The Girdle That Kept Old Man Ulysses Afloat

Why she did it I couldn’t say but anyway she threw herself into the river and opened her mouth underwater and drowned herself, and the baby inside her, too, and the undines came and looked at her corpse, and put their hands out for the heat in her belly and wondered why she’d done it. And they were there pretty fast for undines are curious sorts of creatures and the baby hadn’t died yet when they got there and I guess they felt sorry for it but they reached into her belly and pulled the baby out and gave him the kiss of life or death and after that he was something of a mongrel, half-man and half-monster and as likely to breathe air as water. Something of that kiss went back up the birth-cord and infected what was left of his mother and gave her the same sort of half-life.
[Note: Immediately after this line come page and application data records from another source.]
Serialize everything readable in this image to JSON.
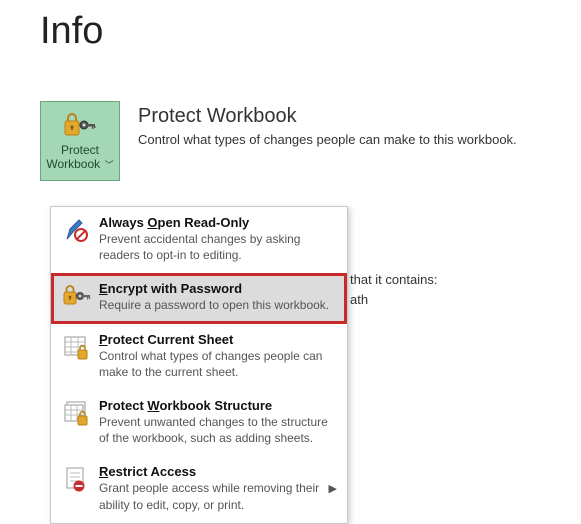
{
  "page": {
    "title": "Info"
  },
  "protect_section": {
    "button_label": "Protect Workbook",
    "heading": "Protect Workbook",
    "description": "Control what types of changes people can make to this workbook."
  },
  "behind": {
    "line1": "that it contains:",
    "line2": "ath"
  },
  "menu": {
    "items": [
      {
        "title_pre": "Always ",
        "title_u": "O",
        "title_post": "pen Read-Only",
        "desc": "Prevent accidental changes by asking readers to opt-in to editing."
      },
      {
        "title_pre": "",
        "title_u": "E",
        "title_post": "ncrypt with Password",
        "desc": "Require a password to open this workbook."
      },
      {
        "title_pre": "",
        "title_u": "P",
        "title_post": "rotect Current Sheet",
        "desc": "Control what types of changes people can make to the current sheet."
      },
      {
        "title_pre": "Protect ",
        "title_u": "W",
        "title_post": "orkbook Structure",
        "desc": "Prevent unwanted changes to the structure of the workbook, such as adding sheets."
      },
      {
        "title_pre": "",
        "title_u": "R",
        "title_post": "estrict Access",
        "desc": "Grant people access while removing their ability to edit, copy, or print."
      }
    ]
  }
}
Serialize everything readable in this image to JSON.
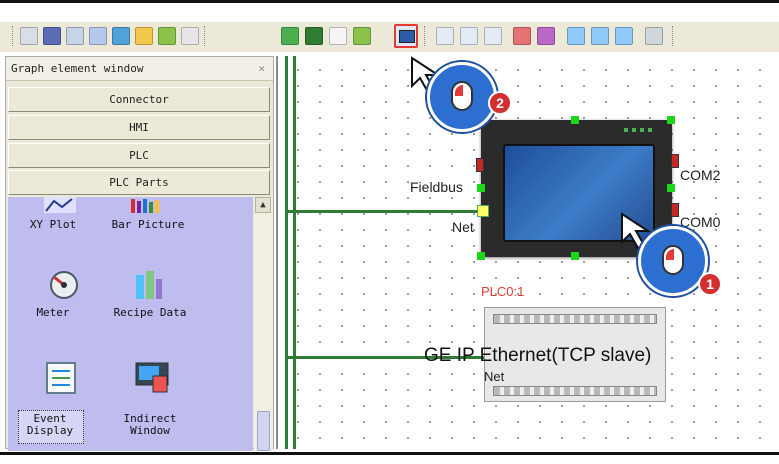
{
  "panel": {
    "title": "Graph element window",
    "close_label": "×",
    "categories": [
      "Connector",
      "HMI",
      "PLC",
      "PLC Parts"
    ]
  },
  "items": [
    {
      "label": "XY Plot",
      "icon": "xy-plot-icon"
    },
    {
      "label": "Bar Picture",
      "icon": "bar-picture-icon"
    },
    {
      "label": "Meter",
      "icon": "meter-icon"
    },
    {
      "label": "Recipe Data",
      "icon": "recipe-data-icon"
    },
    {
      "label": "Event\nDisplay",
      "icon": "event-display-icon"
    },
    {
      "label": "Indirect\nWindow",
      "icon": "indirect-window-icon"
    }
  ],
  "canvas": {
    "fieldbus_label": "Fieldbus",
    "net_label": "Net",
    "com2_label": "COM2",
    "com0_label": "COM0",
    "plc_name": "PLC0:1",
    "plc_driver": "GE IP Ethernet(TCP slave)",
    "plc_net_label": "Net"
  },
  "callouts": [
    "1",
    "2"
  ],
  "colors": {
    "accent_green": "#2e7d32",
    "highlight_red": "#e53935",
    "items_bg": "#bfbcf0"
  }
}
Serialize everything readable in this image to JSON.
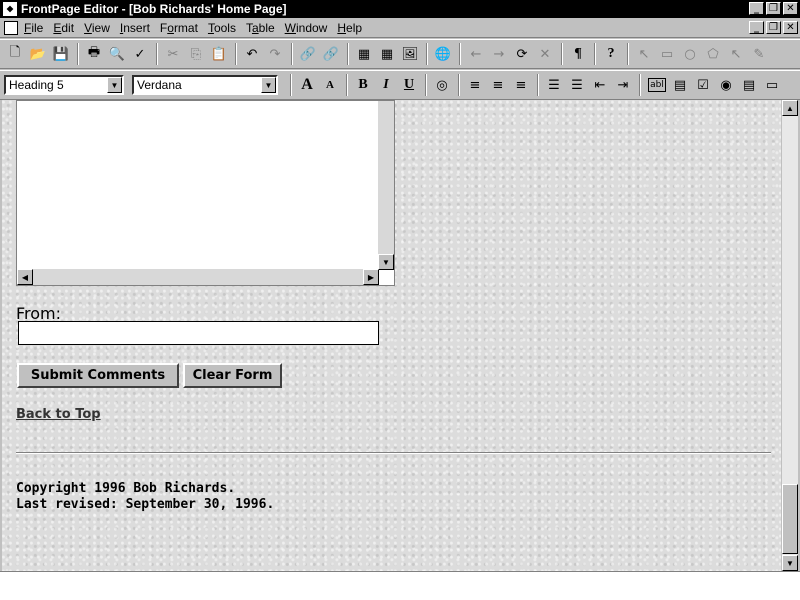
{
  "window": {
    "title": "FrontPage Editor - [Bob Richards' Home Page]"
  },
  "menu": [
    {
      "pre": "",
      "key": "F",
      "post": "ile"
    },
    {
      "pre": "",
      "key": "E",
      "post": "dit"
    },
    {
      "pre": "",
      "key": "V",
      "post": "iew"
    },
    {
      "pre": "",
      "key": "I",
      "post": "nsert"
    },
    {
      "pre": "F",
      "key": "o",
      "post": "rmat"
    },
    {
      "pre": "",
      "key": "T",
      "post": "ools"
    },
    {
      "pre": "T",
      "key": "a",
      "post": "ble"
    },
    {
      "pre": "",
      "key": "W",
      "post": "indow"
    },
    {
      "pre": "",
      "key": "H",
      "post": "elp"
    }
  ],
  "format_bar": {
    "style": "Heading 5",
    "font": "Verdana"
  },
  "toolbar_glyphs": {
    "new": "🗋",
    "open": "📂",
    "save": "💾",
    "print": "🖶",
    "preview": "🔍",
    "spell": "✓",
    "cut": "✂",
    "copy": "⎘",
    "paste": "📋",
    "undo": "↶",
    "redo": "↷",
    "link": "🔗",
    "table": "▦",
    "image": "🖼",
    "web": "🌐",
    "back": "←",
    "forward": "→",
    "refresh": "⟳",
    "stop": "✕",
    "pilcrow": "¶",
    "help": "?",
    "pointer": "↖",
    "rect": "▭",
    "circle": "○",
    "poly": "⬠",
    "pen": "✎",
    "grow": "A",
    "shrink": "A",
    "bold": "B",
    "italic": "I",
    "underline": "U",
    "color": "◎",
    "alignl": "≡",
    "alignc": "≡",
    "alignr": "≡",
    "numlist": "☰",
    "bullet": "☰",
    "outdent": "⇤",
    "indent": "⇥",
    "textbox": "abl",
    "scroll": "▤",
    "checkbox": "☑",
    "radio": "◉",
    "dropdown": "▤",
    "pushbtn": "▭"
  },
  "form": {
    "from_label": "From:",
    "from_value": "",
    "submit_label": "Submit Comments",
    "clear_label": "Clear Form"
  },
  "back_to_top": "Back to Top",
  "footer": {
    "copyright": "Copyright 1996 Bob Richards.",
    "revised": "Last revised: September 30, 1996."
  }
}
Afterwards the men called her Leukothea and him Palaemon but the undines always thought of him as their own and didn’t give him a name so he didn’t think of himself anyway in particular. She’d lost her voice when she died but she was kindly-meant for all of that and always tried to help out drowning sailors where she could, which wasn’t often, but anyway she tried.

He got to be an adult and the undines were thrilled at that and more curious than ever and sometimes even though he loved them it got to be too much and he had to get away so he’d go as far north as he could — undines don’t much care for the cold — and climb out onto the pebbly beaches and walk around mother-naked. He met a bonnie wee lass that way and wooed her in his rough way and she gave birth to a child that was more monster than man and would have been killed for it but he took her back to sea with him and the child too and that, more or less, was how the niskies came to be. Or at least that’s one story.